Background: We performed a cross-sectional study in Indonesia to evaluate the performance of a single-visit approach of cervical cancer screening, using visual inspection with acetic acid (VIA), histology and cryotherapy in low-resource settings.
Methods: Women having limited access to health-care facilities were screened by trained doctors using VIA. If the test was positive, biopsies were taken and when eligible, women were directly treated with cryotherapy. Follow-up was performed with VIA and cytology after 6 months. When cervical cancer was suspected or diagnosed, women were referred. The positivity rate, positive predictive value (PPV) and approximate specificity of the VIA test were calculated. The detection rate for cervical lesions was given.
Results: Screening results were completed in 22 040 women, of whom 92.7% had never been screened. Visual inspection with acetic acid was positive in 4.4%. The PPV of VIA to detect CIN I or greater and CIN II or greater was 58.7% and 29.7%, respectively. The approximate specificity was 98.1%, and the detection rate for CIN I or greater was 2.6%.

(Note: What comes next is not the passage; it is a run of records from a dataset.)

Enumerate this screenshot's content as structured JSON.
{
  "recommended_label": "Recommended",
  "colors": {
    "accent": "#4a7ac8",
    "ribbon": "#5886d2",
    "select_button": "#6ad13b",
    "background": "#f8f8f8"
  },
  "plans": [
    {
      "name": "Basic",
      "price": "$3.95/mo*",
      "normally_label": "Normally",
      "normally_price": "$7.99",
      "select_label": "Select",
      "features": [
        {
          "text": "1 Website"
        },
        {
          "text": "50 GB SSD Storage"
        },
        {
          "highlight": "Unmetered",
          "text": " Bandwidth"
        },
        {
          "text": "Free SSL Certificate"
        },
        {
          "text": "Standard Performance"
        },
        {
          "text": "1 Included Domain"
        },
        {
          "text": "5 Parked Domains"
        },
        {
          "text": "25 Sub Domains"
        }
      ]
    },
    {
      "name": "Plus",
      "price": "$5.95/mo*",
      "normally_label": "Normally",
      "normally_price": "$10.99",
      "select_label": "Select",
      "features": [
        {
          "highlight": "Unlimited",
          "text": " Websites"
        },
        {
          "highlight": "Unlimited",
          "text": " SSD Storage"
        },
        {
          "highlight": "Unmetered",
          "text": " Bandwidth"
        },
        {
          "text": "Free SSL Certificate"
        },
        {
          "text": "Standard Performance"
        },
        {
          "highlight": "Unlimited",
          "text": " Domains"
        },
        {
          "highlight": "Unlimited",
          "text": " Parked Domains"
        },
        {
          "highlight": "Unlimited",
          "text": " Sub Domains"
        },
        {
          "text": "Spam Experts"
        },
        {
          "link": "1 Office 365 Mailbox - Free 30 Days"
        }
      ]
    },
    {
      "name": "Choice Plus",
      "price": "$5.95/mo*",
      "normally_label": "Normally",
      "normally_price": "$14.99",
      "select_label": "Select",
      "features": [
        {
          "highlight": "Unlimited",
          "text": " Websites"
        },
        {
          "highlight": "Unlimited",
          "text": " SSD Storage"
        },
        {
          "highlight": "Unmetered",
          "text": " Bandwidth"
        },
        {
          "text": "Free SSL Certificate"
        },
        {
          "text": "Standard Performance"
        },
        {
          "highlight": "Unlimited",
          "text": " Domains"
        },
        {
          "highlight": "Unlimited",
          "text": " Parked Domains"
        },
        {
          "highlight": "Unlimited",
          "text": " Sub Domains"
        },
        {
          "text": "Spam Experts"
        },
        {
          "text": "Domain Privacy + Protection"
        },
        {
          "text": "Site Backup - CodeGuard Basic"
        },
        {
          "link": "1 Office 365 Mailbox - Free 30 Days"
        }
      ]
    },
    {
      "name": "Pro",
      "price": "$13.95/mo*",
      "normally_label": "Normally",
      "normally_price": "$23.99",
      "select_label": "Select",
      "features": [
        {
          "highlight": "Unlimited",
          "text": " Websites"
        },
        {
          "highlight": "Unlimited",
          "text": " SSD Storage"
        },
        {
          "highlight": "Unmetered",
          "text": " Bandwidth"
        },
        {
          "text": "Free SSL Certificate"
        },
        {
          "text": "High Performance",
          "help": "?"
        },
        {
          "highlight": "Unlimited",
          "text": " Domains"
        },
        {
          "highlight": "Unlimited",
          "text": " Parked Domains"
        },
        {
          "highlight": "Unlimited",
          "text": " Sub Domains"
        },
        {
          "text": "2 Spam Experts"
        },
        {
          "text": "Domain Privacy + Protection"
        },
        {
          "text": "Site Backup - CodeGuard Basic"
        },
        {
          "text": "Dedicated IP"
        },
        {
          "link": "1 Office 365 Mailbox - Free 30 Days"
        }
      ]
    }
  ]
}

Conclusion: The single-visit approach cervical cancer screening performed well, showing See and Treat is a promising way to reduce cervical cancer in Indonesia.